Data records:
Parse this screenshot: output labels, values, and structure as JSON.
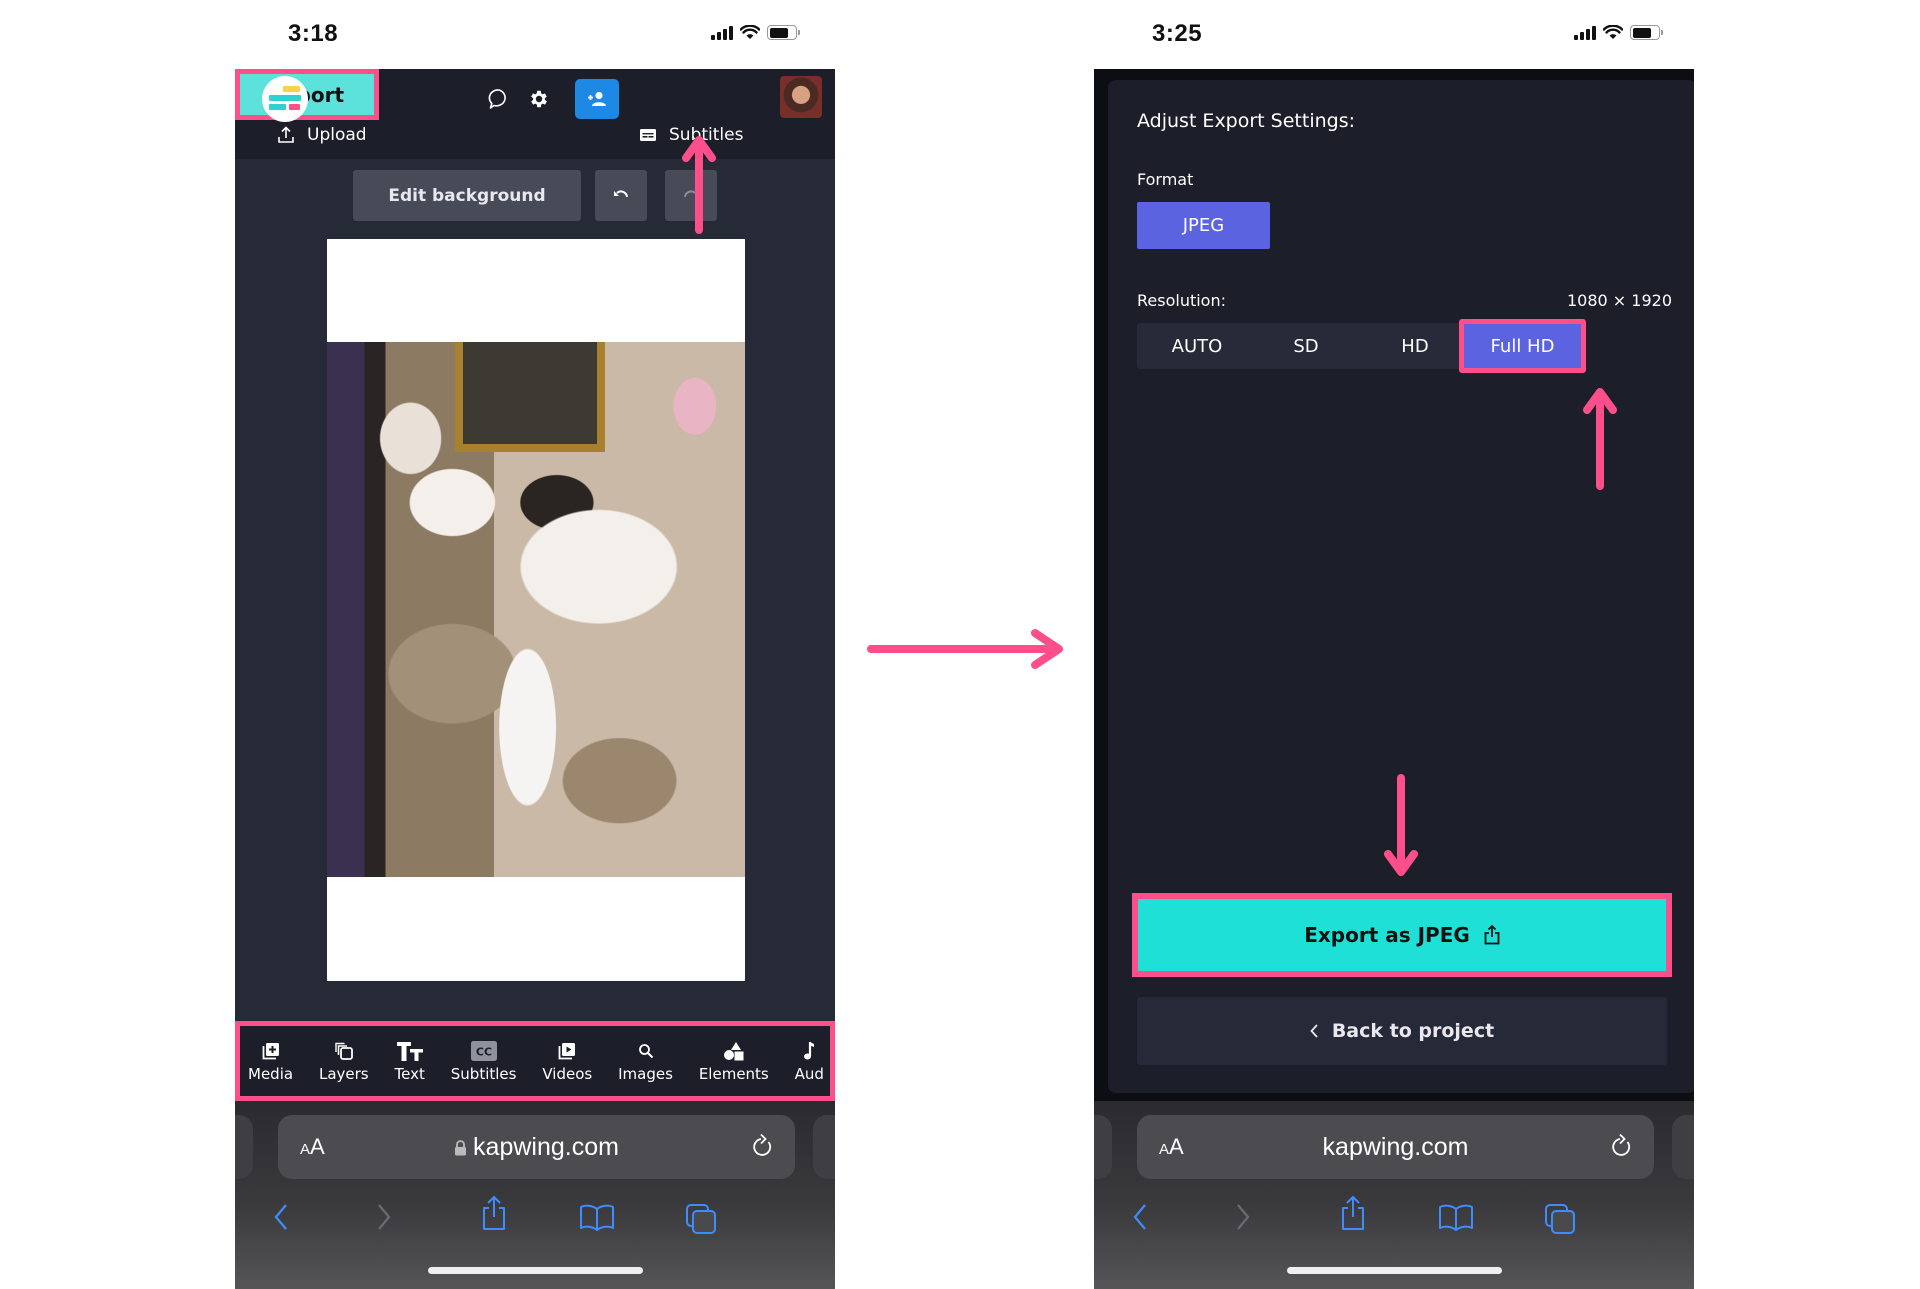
{
  "left_phone": {
    "status": {
      "time": "3:18"
    },
    "header": {
      "logo": "kapwing-logo",
      "icons": [
        "comment-icon",
        "gear-icon",
        "add-user-icon"
      ],
      "export_label": "Export",
      "avatar": "user-avatar"
    },
    "subnav": {
      "upload_label": "Upload",
      "subtitles_label": "Subtitles"
    },
    "canvas_toolbar": {
      "edit_background_label": "Edit background",
      "undo": "undo-icon",
      "redo": "redo-icon"
    },
    "canvas": {
      "content": "calico cat photo on white background"
    },
    "tools": [
      {
        "label": "Media",
        "icon": "media-add-icon"
      },
      {
        "label": "Layers",
        "icon": "layers-icon"
      },
      {
        "label": "Text",
        "icon": "text-icon"
      },
      {
        "label": "Subtitles",
        "icon": "cc-icon"
      },
      {
        "label": "Videos",
        "icon": "video-icon"
      },
      {
        "label": "Images",
        "icon": "search-icon"
      },
      {
        "label": "Elements",
        "icon": "shapes-icon"
      },
      {
        "label": "Aud",
        "icon": "music-icon"
      }
    ],
    "safari": {
      "text_size": "AA",
      "url": "kapwing.com",
      "secure": true
    }
  },
  "right_phone": {
    "status": {
      "time": "3:25"
    },
    "modal": {
      "title": "Adjust Export Settings:",
      "format_label": "Format",
      "format_value": "JPEG",
      "resolution_label": "Resolution:",
      "resolution_value": "1080 × 1920",
      "resolution_options": [
        "AUTO",
        "SD",
        "HD",
        "Full HD"
      ],
      "resolution_selected": "Full HD",
      "export_button_label": "Export as JPEG",
      "back_button_label": "Back to project"
    },
    "safari": {
      "text_size": "AA",
      "url": "kapwing.com",
      "secure": false
    }
  },
  "colors": {
    "annotation_pink": "#ff4f8b",
    "export_teal": "#5ce1db",
    "export_jpeg_teal": "#1ee0d6",
    "selected_purple": "#5b63e0",
    "app_dark": "#1c1e2a",
    "safari_blue": "#3f8cff"
  }
}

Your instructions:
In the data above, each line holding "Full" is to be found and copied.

Result of the exercise:
        "Full HD"
      "resolution_selected": "Full HD",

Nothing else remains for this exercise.